Give the entries again, precisely as they were written.

## Items from a data source
========================================
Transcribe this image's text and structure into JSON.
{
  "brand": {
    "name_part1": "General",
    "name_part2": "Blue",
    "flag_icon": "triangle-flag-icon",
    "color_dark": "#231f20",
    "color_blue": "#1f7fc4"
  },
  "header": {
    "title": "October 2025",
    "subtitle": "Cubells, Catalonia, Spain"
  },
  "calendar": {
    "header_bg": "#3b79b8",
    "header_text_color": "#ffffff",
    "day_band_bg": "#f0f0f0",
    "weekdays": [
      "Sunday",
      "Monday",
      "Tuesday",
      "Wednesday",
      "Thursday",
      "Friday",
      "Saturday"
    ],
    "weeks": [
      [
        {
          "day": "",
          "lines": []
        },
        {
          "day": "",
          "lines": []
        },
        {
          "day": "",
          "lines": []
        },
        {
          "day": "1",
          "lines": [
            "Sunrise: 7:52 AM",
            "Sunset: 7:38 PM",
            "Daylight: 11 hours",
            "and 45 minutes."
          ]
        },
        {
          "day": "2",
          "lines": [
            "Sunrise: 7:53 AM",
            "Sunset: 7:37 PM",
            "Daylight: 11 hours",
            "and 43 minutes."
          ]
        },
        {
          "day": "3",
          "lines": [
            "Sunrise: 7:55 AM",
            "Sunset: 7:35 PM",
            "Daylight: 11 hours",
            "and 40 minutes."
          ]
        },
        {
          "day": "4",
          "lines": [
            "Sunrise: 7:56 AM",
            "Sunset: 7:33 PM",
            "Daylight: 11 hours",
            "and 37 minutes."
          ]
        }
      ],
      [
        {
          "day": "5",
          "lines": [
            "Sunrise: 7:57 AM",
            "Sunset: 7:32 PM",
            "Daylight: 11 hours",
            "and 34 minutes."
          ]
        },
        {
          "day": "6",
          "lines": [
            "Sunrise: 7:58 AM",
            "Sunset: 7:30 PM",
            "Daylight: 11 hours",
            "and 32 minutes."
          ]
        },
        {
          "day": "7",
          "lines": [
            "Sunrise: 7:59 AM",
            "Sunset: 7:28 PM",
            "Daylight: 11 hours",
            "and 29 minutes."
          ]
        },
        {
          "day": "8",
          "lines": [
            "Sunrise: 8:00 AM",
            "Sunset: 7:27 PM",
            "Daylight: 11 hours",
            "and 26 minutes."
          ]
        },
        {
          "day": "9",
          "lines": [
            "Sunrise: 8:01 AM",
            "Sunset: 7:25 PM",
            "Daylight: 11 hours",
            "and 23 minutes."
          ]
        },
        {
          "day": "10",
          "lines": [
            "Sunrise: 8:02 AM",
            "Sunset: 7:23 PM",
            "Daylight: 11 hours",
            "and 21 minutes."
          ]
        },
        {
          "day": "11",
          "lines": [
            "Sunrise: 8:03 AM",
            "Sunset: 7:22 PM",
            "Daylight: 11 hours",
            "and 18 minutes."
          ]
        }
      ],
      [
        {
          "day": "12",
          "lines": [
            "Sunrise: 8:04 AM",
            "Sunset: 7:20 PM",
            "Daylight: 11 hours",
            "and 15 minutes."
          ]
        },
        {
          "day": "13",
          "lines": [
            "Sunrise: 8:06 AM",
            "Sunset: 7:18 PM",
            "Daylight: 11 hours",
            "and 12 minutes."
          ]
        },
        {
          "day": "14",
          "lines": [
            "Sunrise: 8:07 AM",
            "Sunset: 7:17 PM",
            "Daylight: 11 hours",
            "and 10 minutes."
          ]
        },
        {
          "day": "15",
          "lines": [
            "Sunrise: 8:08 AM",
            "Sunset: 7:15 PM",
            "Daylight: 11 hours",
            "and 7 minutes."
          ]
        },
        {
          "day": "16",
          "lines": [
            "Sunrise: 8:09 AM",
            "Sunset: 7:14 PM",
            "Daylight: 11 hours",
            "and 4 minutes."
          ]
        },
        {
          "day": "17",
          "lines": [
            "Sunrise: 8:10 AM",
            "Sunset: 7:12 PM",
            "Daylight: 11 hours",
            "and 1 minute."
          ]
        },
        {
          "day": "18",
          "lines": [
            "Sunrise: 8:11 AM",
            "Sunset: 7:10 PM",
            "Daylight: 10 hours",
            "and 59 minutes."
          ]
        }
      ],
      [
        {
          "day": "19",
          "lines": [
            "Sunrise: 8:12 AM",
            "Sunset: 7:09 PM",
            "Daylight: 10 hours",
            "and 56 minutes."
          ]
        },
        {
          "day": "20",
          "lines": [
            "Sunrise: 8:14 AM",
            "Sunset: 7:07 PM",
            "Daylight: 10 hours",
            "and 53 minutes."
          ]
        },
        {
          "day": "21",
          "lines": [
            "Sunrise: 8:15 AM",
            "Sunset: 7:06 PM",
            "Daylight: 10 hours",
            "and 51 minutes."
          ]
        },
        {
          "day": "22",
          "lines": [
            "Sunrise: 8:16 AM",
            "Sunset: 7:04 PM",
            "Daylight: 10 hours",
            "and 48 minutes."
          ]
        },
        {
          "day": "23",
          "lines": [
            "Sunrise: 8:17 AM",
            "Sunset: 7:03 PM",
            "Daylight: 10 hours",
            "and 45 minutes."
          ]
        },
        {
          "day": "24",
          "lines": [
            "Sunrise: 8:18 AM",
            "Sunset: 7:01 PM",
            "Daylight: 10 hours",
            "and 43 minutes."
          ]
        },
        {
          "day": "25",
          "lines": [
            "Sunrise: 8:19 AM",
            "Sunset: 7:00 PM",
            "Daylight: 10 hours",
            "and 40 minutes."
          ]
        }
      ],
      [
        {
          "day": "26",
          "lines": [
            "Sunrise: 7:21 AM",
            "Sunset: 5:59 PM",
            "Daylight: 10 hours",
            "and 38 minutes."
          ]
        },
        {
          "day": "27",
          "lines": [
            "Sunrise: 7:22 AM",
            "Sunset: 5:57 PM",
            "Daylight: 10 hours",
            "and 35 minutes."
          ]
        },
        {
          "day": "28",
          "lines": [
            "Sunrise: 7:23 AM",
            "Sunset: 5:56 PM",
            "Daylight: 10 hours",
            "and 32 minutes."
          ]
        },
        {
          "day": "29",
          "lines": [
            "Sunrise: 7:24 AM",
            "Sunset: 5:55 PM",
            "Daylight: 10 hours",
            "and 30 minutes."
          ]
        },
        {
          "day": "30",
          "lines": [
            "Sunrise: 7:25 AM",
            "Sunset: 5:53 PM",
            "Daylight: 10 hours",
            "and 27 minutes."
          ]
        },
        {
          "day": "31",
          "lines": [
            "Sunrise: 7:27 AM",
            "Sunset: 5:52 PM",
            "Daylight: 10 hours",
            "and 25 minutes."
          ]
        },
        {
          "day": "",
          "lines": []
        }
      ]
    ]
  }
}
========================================
## Answer area
Transcribe this image's text and structure into JSON.
{
  "brand": {
    "name_part1": "General",
    "name_part2": "Blue",
    "flag_icon": "triangle-flag-icon",
    "color_dark": "#231f20",
    "color_blue": "#1f7fc4"
  },
  "header": {
    "title": "October 2025",
    "subtitle": "Cubells, Catalonia, Spain"
  },
  "calendar": {
    "header_bg": "#3b79b8",
    "header_text_color": "#ffffff",
    "day_band_bg": "#f0f0f0",
    "weekdays": [
      "Sunday",
      "Monday",
      "Tuesday",
      "Wednesday",
      "Thursday",
      "Friday",
      "Saturday"
    ],
    "weeks": [
      [
        {
          "day": "",
          "lines": []
        },
        {
          "day": "",
          "lines": []
        },
        {
          "day": "",
          "lines": []
        },
        {
          "day": "1",
          "lines": [
            "Sunrise: 7:52 AM",
            "Sunset: 7:38 PM",
            "Daylight: 11 hours",
            "and 45 minutes."
          ]
        },
        {
          "day": "2",
          "lines": [
            "Sunrise: 7:53 AM",
            "Sunset: 7:37 PM",
            "Daylight: 11 hours",
            "and 43 minutes."
          ]
        },
        {
          "day": "3",
          "lines": [
            "Sunrise: 7:55 AM",
            "Sunset: 7:35 PM",
            "Daylight: 11 hours",
            "and 40 minutes."
          ]
        },
        {
          "day": "4",
          "lines": [
            "Sunrise: 7:56 AM",
            "Sunset: 7:33 PM",
            "Daylight: 11 hours",
            "and 37 minutes."
          ]
        }
      ],
      [
        {
          "day": "5",
          "lines": [
            "Sunrise: 7:57 AM",
            "Sunset: 7:32 PM",
            "Daylight: 11 hours",
            "and 34 minutes."
          ]
        },
        {
          "day": "6",
          "lines": [
            "Sunrise: 7:58 AM",
            "Sunset: 7:30 PM",
            "Daylight: 11 hours",
            "and 32 minutes."
          ]
        },
        {
          "day": "7",
          "lines": [
            "Sunrise: 7:59 AM",
            "Sunset: 7:28 PM",
            "Daylight: 11 hours",
            "and 29 minutes."
          ]
        },
        {
          "day": "8",
          "lines": [
            "Sunrise: 8:00 AM",
            "Sunset: 7:27 PM",
            "Daylight: 11 hours",
            "and 26 minutes."
          ]
        },
        {
          "day": "9",
          "lines": [
            "Sunrise: 8:01 AM",
            "Sunset: 7:25 PM",
            "Daylight: 11 hours",
            "and 23 minutes."
          ]
        },
        {
          "day": "10",
          "lines": [
            "Sunrise: 8:02 AM",
            "Sunset: 7:23 PM",
            "Daylight: 11 hours",
            "and 21 minutes."
          ]
        },
        {
          "day": "11",
          "lines": [
            "Sunrise: 8:03 AM",
            "Sunset: 7:22 PM",
            "Daylight: 11 hours",
            "and 18 minutes."
          ]
        }
      ],
      [
        {
          "day": "12",
          "lines": [
            "Sunrise: 8:04 AM",
            "Sunset: 7:20 PM",
            "Daylight: 11 hours",
            "and 15 minutes."
          ]
        },
        {
          "day": "13",
          "lines": [
            "Sunrise: 8:06 AM",
            "Sunset: 7:18 PM",
            "Daylight: 11 hours",
            "and 12 minutes."
          ]
        },
        {
          "day": "14",
          "lines": [
            "Sunrise: 8:07 AM",
            "Sunset: 7:17 PM",
            "Daylight: 11 hours",
            "and 10 minutes."
          ]
        },
        {
          "day": "15",
          "lines": [
            "Sunrise: 8:08 AM",
            "Sunset: 7:15 PM",
            "Daylight: 11 hours",
            "and 7 minutes."
          ]
        },
        {
          "day": "16",
          "lines": [
            "Sunrise: 8:09 AM",
            "Sunset: 7:14 PM",
            "Daylight: 11 hours",
            "and 4 minutes."
          ]
        },
        {
          "day": "17",
          "lines": [
            "Sunrise: 8:10 AM",
            "Sunset: 7:12 PM",
            "Daylight: 11 hours",
            "and 1 minute."
          ]
        },
        {
          "day": "18",
          "lines": [
            "Sunrise: 8:11 AM",
            "Sunset: 7:10 PM",
            "Daylight: 10 hours",
            "and 59 minutes."
          ]
        }
      ],
      [
        {
          "day": "19",
          "lines": [
            "Sunrise: 8:12 AM",
            "Sunset: 7:09 PM",
            "Daylight: 10 hours",
            "and 56 minutes."
          ]
        },
        {
          "day": "20",
          "lines": [
            "Sunrise: 8:14 AM",
            "Sunset: 7:07 PM",
            "Daylight: 10 hours",
            "and 53 minutes."
          ]
        },
        {
          "day": "21",
          "lines": [
            "Sunrise: 8:15 AM",
            "Sunset: 7:06 PM",
            "Daylight: 10 hours",
            "and 51 minutes."
          ]
        },
        {
          "day": "22",
          "lines": [
            "Sunrise: 8:16 AM",
            "Sunset: 7:04 PM",
            "Daylight: 10 hours",
            "and 48 minutes."
          ]
        },
        {
          "day": "23",
          "lines": [
            "Sunrise: 8:17 AM",
            "Sunset: 7:03 PM",
            "Daylight: 10 hours",
            "and 45 minutes."
          ]
        },
        {
          "day": "24",
          "lines": [
            "Sunrise: 8:18 AM",
            "Sunset: 7:01 PM",
            "Daylight: 10 hours",
            "and 43 minutes."
          ]
        },
        {
          "day": "25",
          "lines": [
            "Sunrise: 8:19 AM",
            "Sunset: 7:00 PM",
            "Daylight: 10 hours",
            "and 40 minutes."
          ]
        }
      ],
      [
        {
          "day": "26",
          "lines": [
            "Sunrise: 7:21 AM",
            "Sunset: 5:59 PM",
            "Daylight: 10 hours",
            "and 38 minutes."
          ]
        },
        {
          "day": "27",
          "lines": [
            "Sunrise: 7:22 AM",
            "Sunset: 5:57 PM",
            "Daylight: 10 hours",
            "and 35 minutes."
          ]
        },
        {
          "day": "28",
          "lines": [
            "Sunrise: 7:23 AM",
            "Sunset: 5:56 PM",
            "Daylight: 10 hours",
            "and 32 minutes."
          ]
        },
        {
          "day": "29",
          "lines": [
            "Sunrise: 7:24 AM",
            "Sunset: 5:55 PM",
            "Daylight: 10 hours",
            "and 30 minutes."
          ]
        },
        {
          "day": "30",
          "lines": [
            "Sunrise: 7:25 AM",
            "Sunset: 5:53 PM",
            "Daylight: 10 hours",
            "and 27 minutes."
          ]
        },
        {
          "day": "31",
          "lines": [
            "Sunrise: 7:27 AM",
            "Sunset: 5:52 PM",
            "Daylight: 10 hours",
            "and 25 minutes."
          ]
        },
        {
          "day": "",
          "lines": []
        }
      ]
    ]
  }
}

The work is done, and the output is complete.